Liz related that these were the words that Buddy Boy said when he entered the meeting at the school this afternoon. Was this a disciplinary meeting, an IEP meeting, something worse? No. Buddy Boy's principal (who has a special education background) asked Buddy Boy if he would mind talking to a group of teachers and staff about autism. Dr. D. is a fair person who has high expectations from all of her students, and has also gone out of her way to give Buddy Boy the benefit of the doubt in multiple instances when he has gotten into "situations" at school. We will miss her next year when he goes to middle school (for those that are not regular followers of this blog, Buddy Boy is currently mainstreamed in a regular 5th grade class).
Dr. D. had a few lunchtime meetings with Buddy Boy to discuss what questions she was going to ask him in front of the group (things like how he felt about being autistic, what he liked about it, what difficulties it presented, etc.). I'm not sure what the purpose of the gathering was, but it included teachers from all of the district schools, including the middle and high schools. In short, it was a pretty full room.
Now you would think that most people would be a little nervous talking to such a big group. I myself get nervous talking in front of groups, and I teach! For his part, Buddy Boy gets extremely anxious when he does anything with his peers. He WANTS to be involved with them and do things (singing, band), but at the last minute his anxiety is so high that he has a lot of difficulty partaking in performances, even when he is only one of a group of many that is performing. Thank heaven for occasional guardian angels.
But this afternoon, in front of a room full of teachers, he was in his element. Not a trace of anxiety. He stood in front of them, talked for about 10 minutes, then fielded questions for another 10 minutes or so. I suspect he helped their understanding of how autistics think both directly and indirectly (at one point he did one of his 270 degree segues, saying "...speaking of which, if we could harness the space inside of atoms, we could probably come up with a new energy source to help people out").
The audience was friendly and respectful. One art teacher, who had had him briefly as a student 5 1/2 years ago for a couple of months (when we had a really bad experience in Kindergarten) said that she remembered Buddy Boy. Buddy Boy turned to look at her, addressed her by name, and told her he remembered making a "pinch pot" with her. It's amazing the things he remembers sometimes. Another teacher related how when they were covering a unit on caves, that she learned new things from Buddy Boy that she had not known about caves before.

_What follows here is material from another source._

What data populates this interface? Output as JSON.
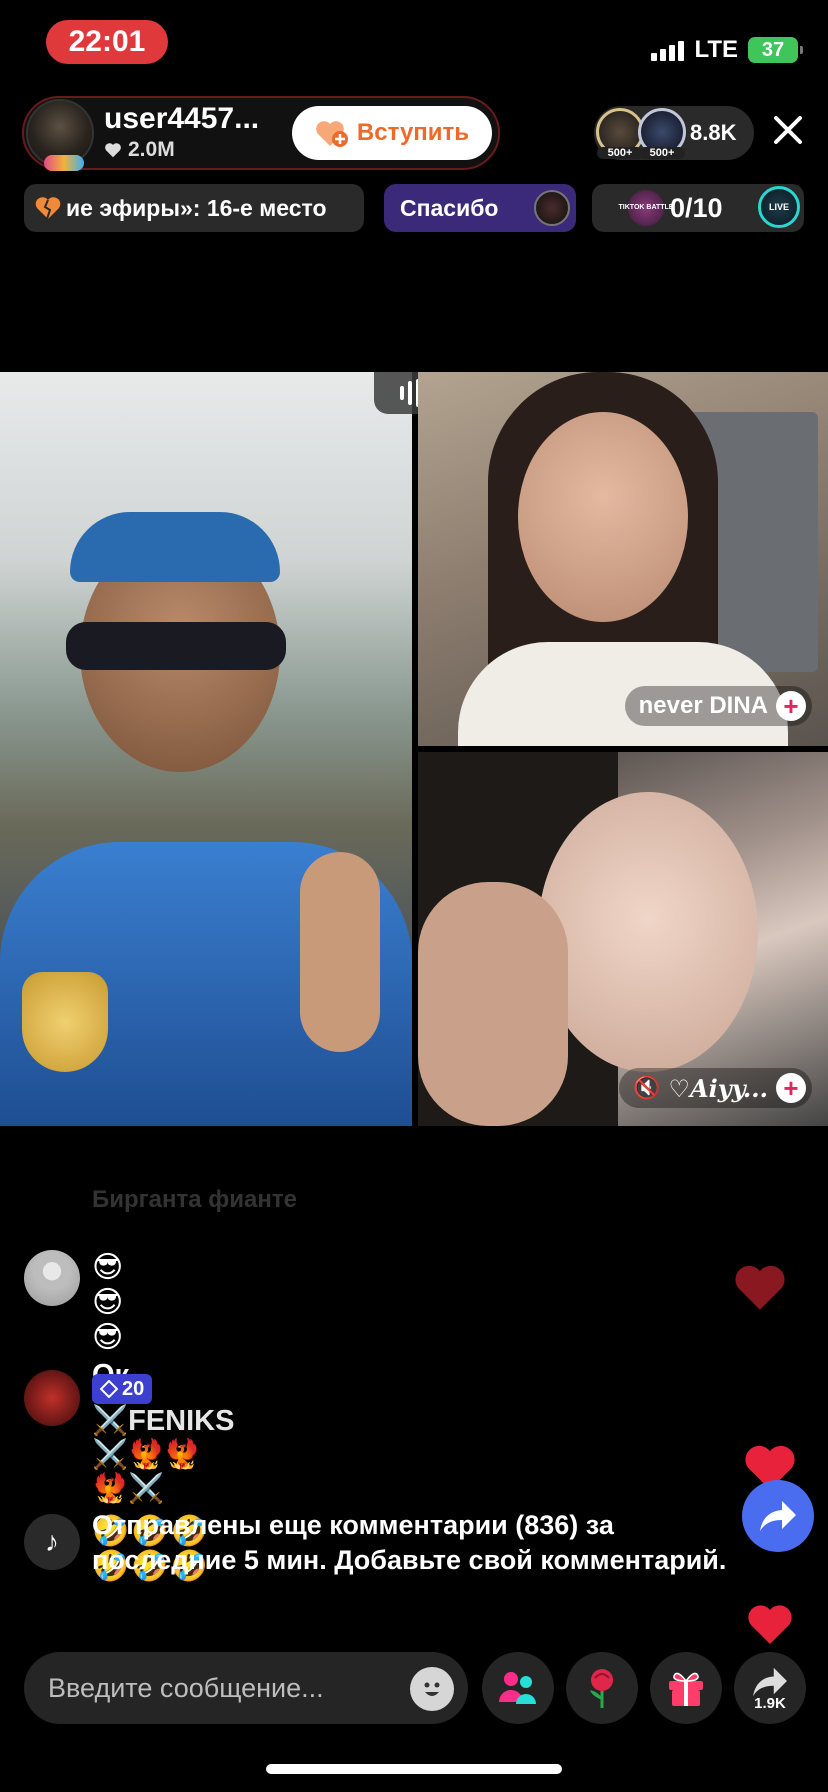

Liz and I both agree that many there were probably surprised that Buddy Boy considers his autism a "gift". He admits that it causes difficulties sometimes, but he definitely sees the upside of being autistic. He came to this all on his own, without us trying to push him in any particular direction. I think it's great that they see such a perspective, so that perhaps some of them will also see the upside of being autistic, and not pigeonhole students with negative assumptions. I also think it's great that Dr. D. sets such a great example to her teachers and staff. She really gets the message out that she wants ALL of her kids to succeed.
I just think it's great that I can write a post regarding school and a meeting, and feel good about it.
Me- Joe, husband of a great wife, and dad to two great kids, who were both adopted at birth.
Liz- My ever understanding wife, who manages to wear many hats (mom, advocate, therapist, teacher) for our kids.
Buddy Boy- Born in 2000. Funny, intelligent, inventive, and autistic. Loves machines.
Sweet Pea- Born in 2002. Typical little sister. Competitive, outgoing, and smart. Loves anything pink.